-- DATA EXTRACT follows --

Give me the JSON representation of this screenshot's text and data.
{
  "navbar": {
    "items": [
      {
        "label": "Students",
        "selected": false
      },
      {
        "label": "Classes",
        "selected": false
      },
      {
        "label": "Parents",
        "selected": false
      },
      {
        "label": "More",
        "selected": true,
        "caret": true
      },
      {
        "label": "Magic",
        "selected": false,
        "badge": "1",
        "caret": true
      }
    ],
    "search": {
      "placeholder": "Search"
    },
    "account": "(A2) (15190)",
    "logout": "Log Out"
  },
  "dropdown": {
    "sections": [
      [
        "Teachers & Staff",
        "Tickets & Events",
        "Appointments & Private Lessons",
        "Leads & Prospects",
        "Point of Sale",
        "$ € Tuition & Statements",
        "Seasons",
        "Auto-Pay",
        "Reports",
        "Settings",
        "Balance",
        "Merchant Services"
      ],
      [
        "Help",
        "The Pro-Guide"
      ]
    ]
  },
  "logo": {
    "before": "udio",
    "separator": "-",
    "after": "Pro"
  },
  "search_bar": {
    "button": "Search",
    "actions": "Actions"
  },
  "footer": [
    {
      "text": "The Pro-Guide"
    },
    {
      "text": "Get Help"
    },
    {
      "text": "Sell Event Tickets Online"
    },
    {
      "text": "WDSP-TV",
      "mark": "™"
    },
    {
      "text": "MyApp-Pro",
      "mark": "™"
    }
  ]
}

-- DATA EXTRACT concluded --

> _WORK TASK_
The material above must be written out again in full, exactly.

> _WRITTEN SOLUTION_
Give me the JSON representation of this screenshot's text and data.
{
  "navbar": {
    "items": [
      {
        "label": "Students",
        "selected": false
      },
      {
        "label": "Classes",
        "selected": false
      },
      {
        "label": "Parents",
        "selected": false
      },
      {
        "label": "More",
        "selected": true,
        "caret": true
      },
      {
        "label": "Magic",
        "selected": false,
        "badge": "1",
        "caret": true
      }
    ],
    "search": {
      "placeholder": "Search"
    },
    "account": "(A2) (15190)",
    "logout": "Log Out"
  },
  "dropdown": {
    "sections": [
      [
        "Teachers & Staff",
        "Tickets & Events",
        "Appointments & Private Lessons",
        "Leads & Prospects",
        "Point of Sale",
        "$ € Tuition & Statements",
        "Seasons",
        "Auto-Pay",
        "Reports",
        "Settings",
        "Balance",
        "Merchant Services"
      ],
      [
        "Help",
        "The Pro-Guide"
      ]
    ]
  },
  "logo": {
    "before": "udio",
    "separator": "-",
    "after": "Pro"
  },
  "search_bar": {
    "button": "Search",
    "actions": "Actions"
  },
  "footer": [
    {
      "text": "The Pro-Guide"
    },
    {
      "text": "Get Help"
    },
    {
      "text": "Sell Event Tickets Online"
    },
    {
      "text": "WDSP-TV",
      "mark": "™"
    },
    {
      "text": "MyApp-Pro",
      "mark": "™"
    }
  ]
}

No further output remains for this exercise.